→ **Your instructions**: The material must be repeated exactly, with every line intact.

→ **Entries shown**:
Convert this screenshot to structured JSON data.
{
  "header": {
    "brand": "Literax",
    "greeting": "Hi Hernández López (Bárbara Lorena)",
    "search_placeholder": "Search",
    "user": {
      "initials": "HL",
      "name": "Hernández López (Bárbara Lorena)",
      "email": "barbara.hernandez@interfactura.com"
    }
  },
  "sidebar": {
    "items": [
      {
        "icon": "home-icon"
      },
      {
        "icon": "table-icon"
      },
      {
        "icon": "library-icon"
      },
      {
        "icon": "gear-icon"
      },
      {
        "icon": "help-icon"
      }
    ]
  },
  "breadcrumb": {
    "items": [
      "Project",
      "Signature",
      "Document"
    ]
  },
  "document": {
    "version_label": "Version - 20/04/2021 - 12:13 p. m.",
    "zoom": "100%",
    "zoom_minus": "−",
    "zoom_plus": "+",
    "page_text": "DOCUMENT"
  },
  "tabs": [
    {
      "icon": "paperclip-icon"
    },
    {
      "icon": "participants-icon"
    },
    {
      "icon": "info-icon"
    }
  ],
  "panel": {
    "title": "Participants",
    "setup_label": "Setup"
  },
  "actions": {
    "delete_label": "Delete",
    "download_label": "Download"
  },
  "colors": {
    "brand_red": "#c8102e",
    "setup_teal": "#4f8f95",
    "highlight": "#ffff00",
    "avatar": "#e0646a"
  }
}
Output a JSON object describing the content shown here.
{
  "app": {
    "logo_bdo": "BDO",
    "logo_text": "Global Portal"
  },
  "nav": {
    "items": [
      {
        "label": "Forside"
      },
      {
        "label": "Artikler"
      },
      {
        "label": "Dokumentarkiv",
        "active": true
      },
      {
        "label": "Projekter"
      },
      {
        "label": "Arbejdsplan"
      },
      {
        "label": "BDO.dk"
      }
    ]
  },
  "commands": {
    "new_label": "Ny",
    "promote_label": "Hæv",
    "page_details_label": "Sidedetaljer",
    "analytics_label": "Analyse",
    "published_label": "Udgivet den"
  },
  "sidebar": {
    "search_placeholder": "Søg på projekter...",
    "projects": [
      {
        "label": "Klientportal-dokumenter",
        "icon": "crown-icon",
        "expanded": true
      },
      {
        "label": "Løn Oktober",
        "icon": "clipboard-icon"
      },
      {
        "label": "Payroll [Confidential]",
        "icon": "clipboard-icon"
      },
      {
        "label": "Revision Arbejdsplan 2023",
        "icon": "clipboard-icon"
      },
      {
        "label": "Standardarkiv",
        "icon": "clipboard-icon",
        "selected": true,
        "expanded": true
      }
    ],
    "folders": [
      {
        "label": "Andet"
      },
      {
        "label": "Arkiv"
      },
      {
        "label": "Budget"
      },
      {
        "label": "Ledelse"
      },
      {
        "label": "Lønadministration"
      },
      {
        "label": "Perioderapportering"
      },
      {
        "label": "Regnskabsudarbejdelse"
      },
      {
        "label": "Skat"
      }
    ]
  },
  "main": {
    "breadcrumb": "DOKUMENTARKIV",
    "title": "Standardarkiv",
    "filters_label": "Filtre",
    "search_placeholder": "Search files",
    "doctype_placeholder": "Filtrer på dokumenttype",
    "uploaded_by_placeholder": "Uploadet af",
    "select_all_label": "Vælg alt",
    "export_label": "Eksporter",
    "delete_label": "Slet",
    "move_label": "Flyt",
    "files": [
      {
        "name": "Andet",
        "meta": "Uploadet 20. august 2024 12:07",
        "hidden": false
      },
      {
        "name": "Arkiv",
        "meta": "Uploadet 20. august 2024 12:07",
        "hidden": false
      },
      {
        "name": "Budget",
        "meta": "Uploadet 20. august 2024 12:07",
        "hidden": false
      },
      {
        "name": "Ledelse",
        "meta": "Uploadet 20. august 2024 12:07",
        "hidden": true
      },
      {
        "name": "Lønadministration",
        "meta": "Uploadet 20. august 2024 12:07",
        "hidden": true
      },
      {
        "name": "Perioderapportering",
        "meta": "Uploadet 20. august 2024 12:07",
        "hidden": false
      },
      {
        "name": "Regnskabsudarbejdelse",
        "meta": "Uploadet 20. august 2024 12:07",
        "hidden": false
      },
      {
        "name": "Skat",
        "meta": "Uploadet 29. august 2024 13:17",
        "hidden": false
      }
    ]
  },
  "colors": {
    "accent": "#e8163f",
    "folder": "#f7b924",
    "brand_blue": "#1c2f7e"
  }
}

→ **Written response**:
Convert this screenshot to structured JSON data.
{
  "header": {
    "brand": "Literax",
    "greeting": "Hi Hernández López (Bárbara Lorena)",
    "search_placeholder": "Search",
    "user": {
      "initials": "HL",
      "name": "Hernández López (Bárbara Lorena)",
      "email": "barbara.hernandez@interfactura.com"
    }
  },
  "sidebar": {
    "items": [
      {
        "icon": "home-icon"
      },
      {
        "icon": "table-icon"
      },
      {
        "icon": "library-icon"
      },
      {
        "icon": "gear-icon"
      },
      {
        "icon": "help-icon"
      }
    ]
  },
  "breadcrumb": {
    "items": [
      "Project",
      "Signature",
      "Document"
    ]
  },
  "document": {
    "version_label": "Version - 20/04/2021 - 12:13 p. m.",
    "zoom": "100%",
    "zoom_minus": "−",
    "zoom_plus": "+",
    "page_text": "DOCUMENT"
  },
  "tabs": [
    {
      "icon": "paperclip-icon"
    },
    {
      "icon": "participants-icon"
    },
    {
      "icon": "info-icon"
    }
  ],
  "panel": {
    "title": "Participants",
    "setup_label": "Setup"
  },
  "actions": {
    "delete_label": "Delete",
    "download_label": "Download"
  },
  "colors": {
    "brand_red": "#c8102e",
    "setup_teal": "#4f8f95",
    "highlight": "#ffff00",
    "avatar": "#e0646a"
  }
}
Output a JSON object describing the content shown here.
{
  "app": {
    "logo_bdo": "BDO",
    "logo_text": "Global Portal"
  },
  "nav": {
    "items": [
      {
        "label": "Forside"
      },
      {
        "label": "Artikler"
      },
      {
        "label": "Dokumentarkiv",
        "active": true
      },
      {
        "label": "Projekter"
      },
      {
        "label": "Arbejdsplan"
      },
      {
        "label": "BDO.dk"
      }
    ]
  },
  "commands": {
    "new_label": "Ny",
    "promote_label": "Hæv",
    "page_details_label": "Sidedetaljer",
    "analytics_label": "Analyse",
    "published_label": "Udgivet den"
  },
  "sidebar": {
    "search_placeholder": "Søg på projekter...",
    "projects": [
      {
        "label": "Klientportal-dokumenter",
        "icon": "crown-icon",
        "expanded": true
      },
      {
        "label": "Løn Oktober",
        "icon": "clipboard-icon"
      },
      {
        "label": "Payroll [Confidential]",
        "icon": "clipboard-icon"
      },
      {
        "label": "Revision Arbejdsplan 2023",
        "icon": "clipboard-icon"
      },
      {
        "label": "Standardarkiv",
        "icon": "clipboard-icon",
        "selected": true,
        "expanded": true
      }
    ],
    "folders": [
      {
        "label": "Andet"
      },
      {
        "label": "Arkiv"
      },
      {
        "label": "Budget"
      },
      {
        "label": "Ledelse"
      },
      {
        "label": "Lønadministration"
      },
      {
        "label": "Perioderapportering"
      },
      {
        "label": "Regnskabsudarbejdelse"
      },
      {
        "label": "Skat"
      }
    ]
  },
  "main": {
    "breadcrumb": "DOKUMENTARKIV",
    "title": "Standardarkiv",
    "filters_label": "Filtre",
    "search_placeholder": "Search files",
    "doctype_placeholder": "Filtrer på dokumenttype",
    "uploaded_by_placeholder": "Uploadet af",
    "select_all_label": "Vælg alt",
    "export_label": "Eksporter",
    "delete_label": "Slet",
    "move_label": "Flyt",
    "files": [
      {
        "name": "Andet",
        "meta": "Uploadet 20. august 2024 12:07",
        "hidden": false
      },
      {
        "name": "Arkiv",
        "meta": "Uploadet 20. august 2024 12:07",
        "hidden": false
      },
      {
        "name": "Budget",
        "meta": "Uploadet 20. august 2024 12:07",
        "hidden": false
      },
      {
        "name": "Ledelse",
        "meta": "Uploadet 20. august 2024 12:07",
        "hidden": true
      },
      {
        "name": "Lønadministration",
        "meta": "Uploadet 20. august 2024 12:07",
        "hidden": true
      },
      {
        "name": "Perioderapportering",
        "meta": "Uploadet 20. august 2024 12:07",
        "hidden": false
      },
      {
        "name": "Regnskabsudarbejdelse",
        "meta": "Uploadet 20. august 2024 12:07",
        "hidden": false
      },
      {
        "name": "Skat",
        "meta": "Uploadet 29. august 2024 13:17",
        "hidden": false
      }
    ]
  },
  "colors": {
    "accent": "#e8163f",
    "folder": "#f7b924",
    "brand_blue": "#1c2f7e"
  }
}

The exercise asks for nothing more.